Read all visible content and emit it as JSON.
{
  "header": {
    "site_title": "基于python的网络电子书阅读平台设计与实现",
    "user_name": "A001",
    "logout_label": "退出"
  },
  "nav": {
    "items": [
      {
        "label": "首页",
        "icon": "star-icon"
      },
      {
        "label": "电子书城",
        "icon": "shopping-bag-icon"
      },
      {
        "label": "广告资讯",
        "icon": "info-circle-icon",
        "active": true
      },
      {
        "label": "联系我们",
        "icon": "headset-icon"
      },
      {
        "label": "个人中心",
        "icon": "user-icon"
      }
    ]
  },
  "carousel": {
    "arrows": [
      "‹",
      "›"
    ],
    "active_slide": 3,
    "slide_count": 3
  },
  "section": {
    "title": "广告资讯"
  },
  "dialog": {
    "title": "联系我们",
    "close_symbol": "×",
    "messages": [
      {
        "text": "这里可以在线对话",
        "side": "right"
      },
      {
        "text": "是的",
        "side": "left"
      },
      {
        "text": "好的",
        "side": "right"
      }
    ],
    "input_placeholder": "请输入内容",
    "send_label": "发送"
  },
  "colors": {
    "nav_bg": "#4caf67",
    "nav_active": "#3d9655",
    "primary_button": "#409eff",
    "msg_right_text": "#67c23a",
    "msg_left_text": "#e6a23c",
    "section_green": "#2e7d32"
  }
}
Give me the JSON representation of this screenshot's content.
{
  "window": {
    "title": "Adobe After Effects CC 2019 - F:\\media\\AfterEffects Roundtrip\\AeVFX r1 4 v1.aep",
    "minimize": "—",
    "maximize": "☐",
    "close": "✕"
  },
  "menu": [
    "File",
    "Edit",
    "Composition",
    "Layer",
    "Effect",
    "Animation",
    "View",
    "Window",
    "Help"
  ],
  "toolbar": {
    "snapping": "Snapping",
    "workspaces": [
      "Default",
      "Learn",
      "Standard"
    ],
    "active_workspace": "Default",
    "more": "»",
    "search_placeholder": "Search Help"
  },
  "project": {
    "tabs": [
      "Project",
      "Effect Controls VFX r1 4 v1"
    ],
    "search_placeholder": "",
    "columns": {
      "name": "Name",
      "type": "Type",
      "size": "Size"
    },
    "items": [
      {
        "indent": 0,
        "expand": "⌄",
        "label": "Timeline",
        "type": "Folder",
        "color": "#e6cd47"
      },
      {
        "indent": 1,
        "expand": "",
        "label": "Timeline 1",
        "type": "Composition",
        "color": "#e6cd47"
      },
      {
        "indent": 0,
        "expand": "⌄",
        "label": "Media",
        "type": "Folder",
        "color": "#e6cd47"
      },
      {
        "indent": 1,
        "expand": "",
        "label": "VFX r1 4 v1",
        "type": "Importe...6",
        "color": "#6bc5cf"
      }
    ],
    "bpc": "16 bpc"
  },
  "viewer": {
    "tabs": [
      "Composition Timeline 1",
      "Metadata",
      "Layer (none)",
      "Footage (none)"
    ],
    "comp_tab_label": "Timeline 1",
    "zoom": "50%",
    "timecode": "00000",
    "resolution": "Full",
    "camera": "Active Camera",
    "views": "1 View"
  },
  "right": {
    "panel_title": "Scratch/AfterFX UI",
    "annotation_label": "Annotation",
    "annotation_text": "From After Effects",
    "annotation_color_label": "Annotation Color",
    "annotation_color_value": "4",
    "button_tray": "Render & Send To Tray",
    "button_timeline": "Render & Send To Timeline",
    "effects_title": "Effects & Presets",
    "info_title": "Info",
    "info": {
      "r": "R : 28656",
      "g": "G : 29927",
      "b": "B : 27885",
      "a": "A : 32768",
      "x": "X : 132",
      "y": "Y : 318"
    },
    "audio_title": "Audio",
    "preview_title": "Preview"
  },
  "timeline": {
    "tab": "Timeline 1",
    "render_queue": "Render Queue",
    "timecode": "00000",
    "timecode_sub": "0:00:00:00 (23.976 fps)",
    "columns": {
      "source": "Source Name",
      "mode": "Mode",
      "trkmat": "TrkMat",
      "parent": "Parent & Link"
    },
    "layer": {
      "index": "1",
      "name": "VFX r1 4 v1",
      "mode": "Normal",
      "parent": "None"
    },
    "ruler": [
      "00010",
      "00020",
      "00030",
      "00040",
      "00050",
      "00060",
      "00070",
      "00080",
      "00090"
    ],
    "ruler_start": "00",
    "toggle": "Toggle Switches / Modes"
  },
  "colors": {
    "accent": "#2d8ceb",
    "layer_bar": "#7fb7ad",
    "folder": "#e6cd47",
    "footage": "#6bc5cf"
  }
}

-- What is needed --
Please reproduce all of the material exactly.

-- Exercise response --
Read all visible content and emit it as JSON.
{
  "header": {
    "site_title": "基于python的网络电子书阅读平台设计与实现",
    "user_name": "A001",
    "logout_label": "退出"
  },
  "nav": {
    "items": [
      {
        "label": "首页",
        "icon": "star-icon"
      },
      {
        "label": "电子书城",
        "icon": "shopping-bag-icon"
      },
      {
        "label": "广告资讯",
        "icon": "info-circle-icon",
        "active": true
      },
      {
        "label": "联系我们",
        "icon": "headset-icon"
      },
      {
        "label": "个人中心",
        "icon": "user-icon"
      }
    ]
  },
  "carousel": {
    "arrows": [
      "‹",
      "›"
    ],
    "active_slide": 3,
    "slide_count": 3
  },
  "section": {
    "title": "广告资讯"
  },
  "dialog": {
    "title": "联系我们",
    "close_symbol": "×",
    "messages": [
      {
        "text": "这里可以在线对话",
        "side": "right"
      },
      {
        "text": "是的",
        "side": "left"
      },
      {
        "text": "好的",
        "side": "right"
      }
    ],
    "input_placeholder": "请输入内容",
    "send_label": "发送"
  },
  "colors": {
    "nav_bg": "#4caf67",
    "nav_active": "#3d9655",
    "primary_button": "#409eff",
    "msg_right_text": "#67c23a",
    "msg_left_text": "#e6a23c",
    "section_green": "#2e7d32"
  }
}
Give me the JSON representation of this screenshot's content.
{
  "window": {
    "title": "Adobe After Effects CC 2019 - F:\\media\\AfterEffects Roundtrip\\AeVFX r1 4 v1.aep",
    "minimize": "—",
    "maximize": "☐",
    "close": "✕"
  },
  "menu": [
    "File",
    "Edit",
    "Composition",
    "Layer",
    "Effect",
    "Animation",
    "View",
    "Window",
    "Help"
  ],
  "toolbar": {
    "snapping": "Snapping",
    "workspaces": [
      "Default",
      "Learn",
      "Standard"
    ],
    "active_workspace": "Default",
    "more": "»",
    "search_placeholder": "Search Help"
  },
  "project": {
    "tabs": [
      "Project",
      "Effect Controls VFX r1 4 v1"
    ],
    "search_placeholder": "",
    "columns": {
      "name": "Name",
      "type": "Type",
      "size": "Size"
    },
    "items": [
      {
        "indent": 0,
        "expand": "⌄",
        "label": "Timeline",
        "type": "Folder",
        "color": "#e6cd47"
      },
      {
        "indent": 1,
        "expand": "",
        "label": "Timeline 1",
        "type": "Composition",
        "color": "#e6cd47"
      },
      {
        "indent": 0,
        "expand": "⌄",
        "label": "Media",
        "type": "Folder",
        "color": "#e6cd47"
      },
      {
        "indent": 1,
        "expand": "",
        "label": "VFX r1 4 v1",
        "type": "Importe...6",
        "color": "#6bc5cf"
      }
    ],
    "bpc": "16 bpc"
  },
  "viewer": {
    "tabs": [
      "Composition Timeline 1",
      "Metadata",
      "Layer (none)",
      "Footage (none)"
    ],
    "comp_tab_label": "Timeline 1",
    "zoom": "50%",
    "timecode": "00000",
    "resolution": "Full",
    "camera": "Active Camera",
    "views": "1 View"
  },
  "right": {
    "panel_title": "Scratch/AfterFX UI",
    "annotation_label": "Annotation",
    "annotation_text": "From After Effects",
    "annotation_color_label": "Annotation Color",
    "annotation_color_value": "4",
    "button_tray": "Render & Send To Tray",
    "button_timeline": "Render & Send To Timeline",
    "effects_title": "Effects & Presets",
    "info_title": "Info",
    "info": {
      "r": "R : 28656",
      "g": "G : 29927",
      "b": "B : 27885",
      "a": "A : 32768",
      "x": "X : 132",
      "y": "Y : 318"
    },
    "audio_title": "Audio",
    "preview_title": "Preview"
  },
  "timeline": {
    "tab": "Timeline 1",
    "render_queue": "Render Queue",
    "timecode": "00000",
    "timecode_sub": "0:00:00:00 (23.976 fps)",
    "columns": {
      "source": "Source Name",
      "mode": "Mode",
      "trkmat": "TrkMat",
      "parent": "Parent & Link"
    },
    "layer": {
      "index": "1",
      "name": "VFX r1 4 v1",
      "mode": "Normal",
      "parent": "None"
    },
    "ruler": [
      "00010",
      "00020",
      "00030",
      "00040",
      "00050",
      "00060",
      "00070",
      "00080",
      "00090"
    ],
    "ruler_start": "00",
    "toggle": "Toggle Switches / Modes"
  },
  "colors": {
    "accent": "#2d8ceb",
    "layer_bar": "#7fb7ad",
    "folder": "#e6cd47",
    "footage": "#6bc5cf"
  }
}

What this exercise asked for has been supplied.